::: Supplied material

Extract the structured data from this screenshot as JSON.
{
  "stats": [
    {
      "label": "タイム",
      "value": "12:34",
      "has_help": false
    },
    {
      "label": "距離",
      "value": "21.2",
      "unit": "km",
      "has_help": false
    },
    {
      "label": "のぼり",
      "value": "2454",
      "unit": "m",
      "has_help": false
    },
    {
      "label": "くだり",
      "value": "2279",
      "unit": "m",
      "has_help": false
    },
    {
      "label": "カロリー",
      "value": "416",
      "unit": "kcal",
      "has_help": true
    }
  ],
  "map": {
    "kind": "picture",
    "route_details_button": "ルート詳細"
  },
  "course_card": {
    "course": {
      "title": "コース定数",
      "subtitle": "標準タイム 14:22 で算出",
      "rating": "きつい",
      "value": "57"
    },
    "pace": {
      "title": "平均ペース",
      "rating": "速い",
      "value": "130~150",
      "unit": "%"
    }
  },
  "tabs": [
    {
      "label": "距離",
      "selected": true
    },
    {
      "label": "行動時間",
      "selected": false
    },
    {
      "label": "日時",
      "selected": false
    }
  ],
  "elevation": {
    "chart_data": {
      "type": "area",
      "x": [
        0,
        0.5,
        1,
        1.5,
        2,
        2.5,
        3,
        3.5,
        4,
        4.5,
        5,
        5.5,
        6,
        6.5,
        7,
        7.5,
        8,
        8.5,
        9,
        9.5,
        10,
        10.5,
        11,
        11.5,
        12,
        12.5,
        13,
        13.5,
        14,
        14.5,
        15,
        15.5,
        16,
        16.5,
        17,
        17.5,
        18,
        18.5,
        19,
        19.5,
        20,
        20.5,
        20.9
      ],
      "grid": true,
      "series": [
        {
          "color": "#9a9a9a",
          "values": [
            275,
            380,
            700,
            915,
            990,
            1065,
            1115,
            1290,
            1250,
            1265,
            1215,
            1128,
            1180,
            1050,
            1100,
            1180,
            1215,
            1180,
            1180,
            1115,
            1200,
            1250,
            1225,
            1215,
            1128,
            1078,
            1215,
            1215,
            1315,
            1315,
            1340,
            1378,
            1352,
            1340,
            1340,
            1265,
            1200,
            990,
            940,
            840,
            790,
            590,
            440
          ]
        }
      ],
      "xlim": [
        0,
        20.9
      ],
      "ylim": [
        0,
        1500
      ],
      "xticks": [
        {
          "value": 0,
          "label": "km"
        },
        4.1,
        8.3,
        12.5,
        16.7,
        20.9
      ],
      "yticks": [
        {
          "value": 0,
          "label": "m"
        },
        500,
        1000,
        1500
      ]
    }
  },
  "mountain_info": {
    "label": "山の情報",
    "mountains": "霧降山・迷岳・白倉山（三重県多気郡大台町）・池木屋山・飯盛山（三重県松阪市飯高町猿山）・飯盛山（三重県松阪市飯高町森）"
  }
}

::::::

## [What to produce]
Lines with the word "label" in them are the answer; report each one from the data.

## [Answer box]
      "label": "タイム",
      "label": "距離",
      "label": "のぼり",
      "label": "くだり",
      "label": "カロリー",
      "label": "距離",
      "label": "行動時間",
      "label": "日時",
          "label": "km"
          "label": "m"
    "label": "山の情報",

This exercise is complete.